Featured Artifact

This fascinating find was recovered from the deepest treasure wreck ever found, and it should hold that title for a long time! While searching in 1999 for Gus Grissom's space capsule Liberty Bell 7 (lost in a test at sea, in which Grissom nearly died) from the Mercury program of 1961, an unidentified anomaly was noticed at a depth of 16,300 feet-not the space capsule (which was eventually found and recovered), but something interesting to be investigated later. That day came in 2001 submarines were used to view the wreck, whereupon the remains of a wooden trading vessel loaded with coconuts was found! A chest filled with more than 1300 silver coins was soon recovered, along with a small, ornate gold box containing 13 gold coins wrapped in a newspaper dated August 6, 1809. This wrecksite was dubbed  the "Coconut wreck," despite its earlier names (given by divers and promoters) of "Pina Colada wreck" and "Atlantic Target Expedition wreck".

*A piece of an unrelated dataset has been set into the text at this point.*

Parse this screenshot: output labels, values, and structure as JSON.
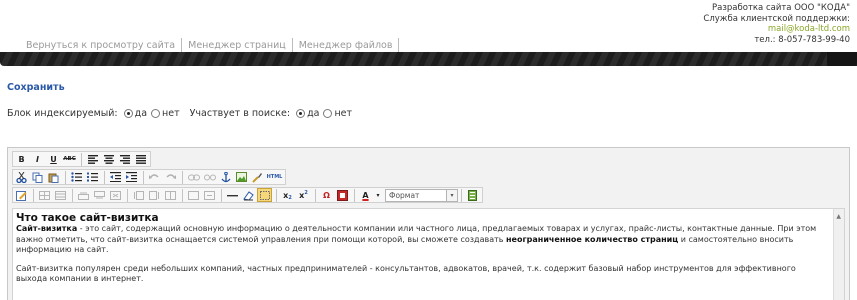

Hourglasses are rarely found intact on shipwreck sites. That they are made from blown glass alone makes them very fragile. This hourglass was recovered from the world's deepest wooden shipwreck, a 200-year-old merchant vessel, resting at a depth of 4,818 meters, almost 16,000 feet or 3 1/4 miles down, in the Blake Basin of the Atlantic Ocean. The wreck site lies deep in the heart of the infamous Bermuda Triangle and is known as the Atlantic Target Wreck Site. It has withstood not only the shipwreck itself, but has endured the pressures of such a deep wrecksite.

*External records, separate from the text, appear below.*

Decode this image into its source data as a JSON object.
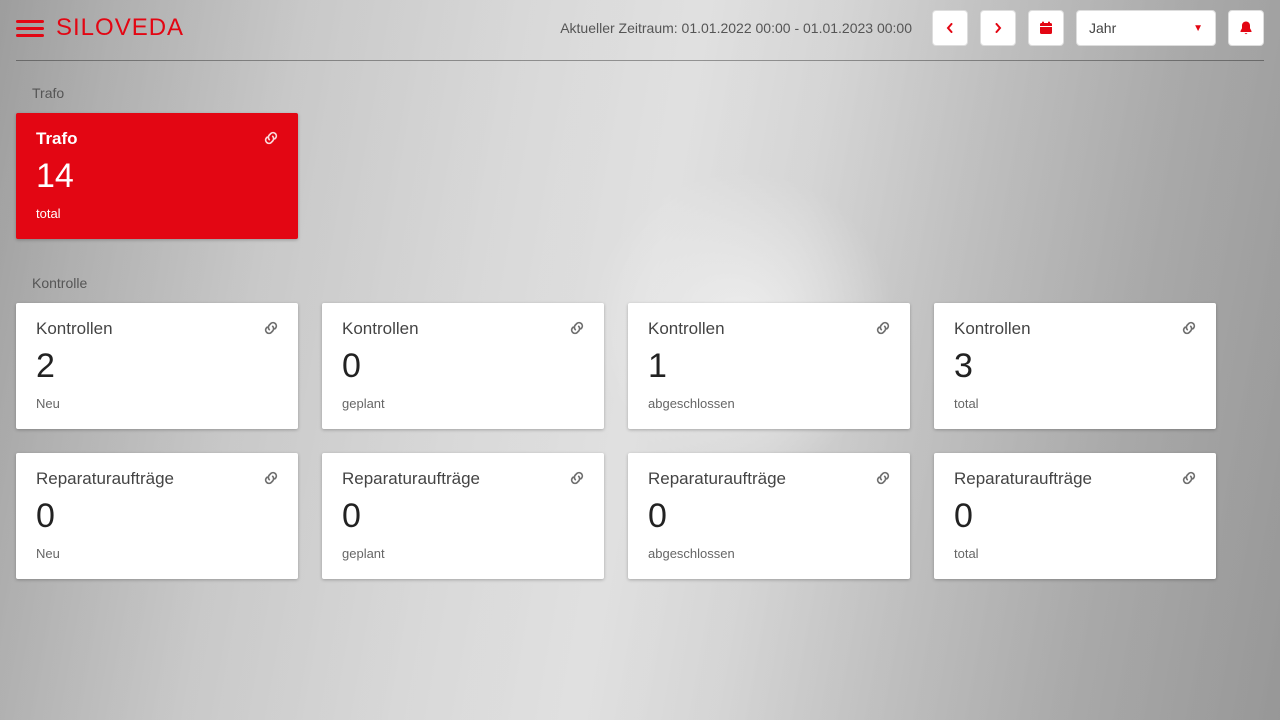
{
  "header": {
    "brand": "SILOVEDA",
    "timerange_label": "Aktueller Zeitraum: 01.01.2022 00:00 - 01.01.2023 00:00",
    "period_dropdown": "Jahr"
  },
  "colors": {
    "accent": "#e30613"
  },
  "sections": [
    {
      "title": "Trafo",
      "cards": [
        {
          "title": "Trafo",
          "value": "14",
          "sub": "total",
          "variant": "red"
        }
      ]
    },
    {
      "title": "Kontrolle",
      "cards": [
        {
          "title": "Kontrollen",
          "value": "2",
          "sub": "Neu",
          "variant": "white"
        },
        {
          "title": "Kontrollen",
          "value": "0",
          "sub": "geplant",
          "variant": "white"
        },
        {
          "title": "Kontrollen",
          "value": "1",
          "sub": "abgeschlossen",
          "variant": "white"
        },
        {
          "title": "Kontrollen",
          "value": "3",
          "sub": "total",
          "variant": "white"
        }
      ]
    },
    {
      "title": "",
      "cards": [
        {
          "title": "Reparaturaufträge",
          "value": "0",
          "sub": "Neu",
          "variant": "white"
        },
        {
          "title": "Reparaturaufträge",
          "value": "0",
          "sub": "geplant",
          "variant": "white"
        },
        {
          "title": "Reparaturaufträge",
          "value": "0",
          "sub": "abgeschlossen",
          "variant": "white"
        },
        {
          "title": "Reparaturaufträge",
          "value": "0",
          "sub": "total",
          "variant": "white"
        }
      ]
    }
  ]
}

It was only with the introduction of the mechanical clock that time began to be measured in discrete units. Before the 15th century time was thought to be flowing. That concept resulted in the clepsydra, but heat and cold rendered water unreliable as a time medium. Dried sand passing from one container to another through a narrow aperture was unaffected by weather, so the hourglass sand timer became the ultimate expression of flowing time measuring a unit.

Because hourglass sand timers remain relatively unaffected by heat, cold and swinging about, they have a long history at sea. There are records of sandglasses in ships' inventories from about 1400 A.D. Small sandglasses were used as interval timers to measure speed in navigation. A log was thrown over the side with a line knotted about every 47 feet attached to it. The 28-second glass, giving nautical speed in "knots", measured the speed at which the knots ran out.

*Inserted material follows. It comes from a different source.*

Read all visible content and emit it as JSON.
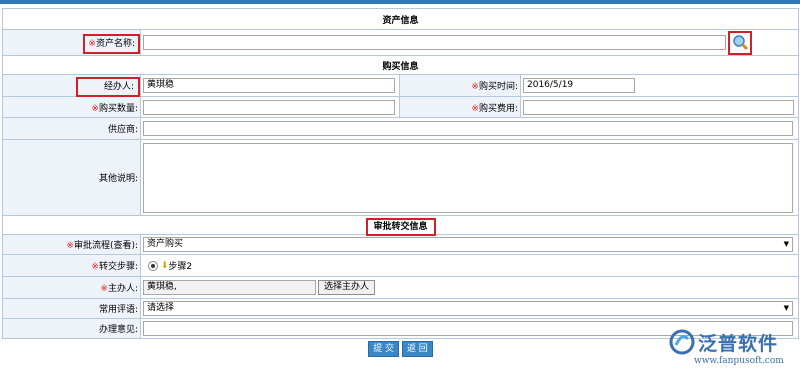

                    Hour Glass on wrecksite                         Recovered Hourglass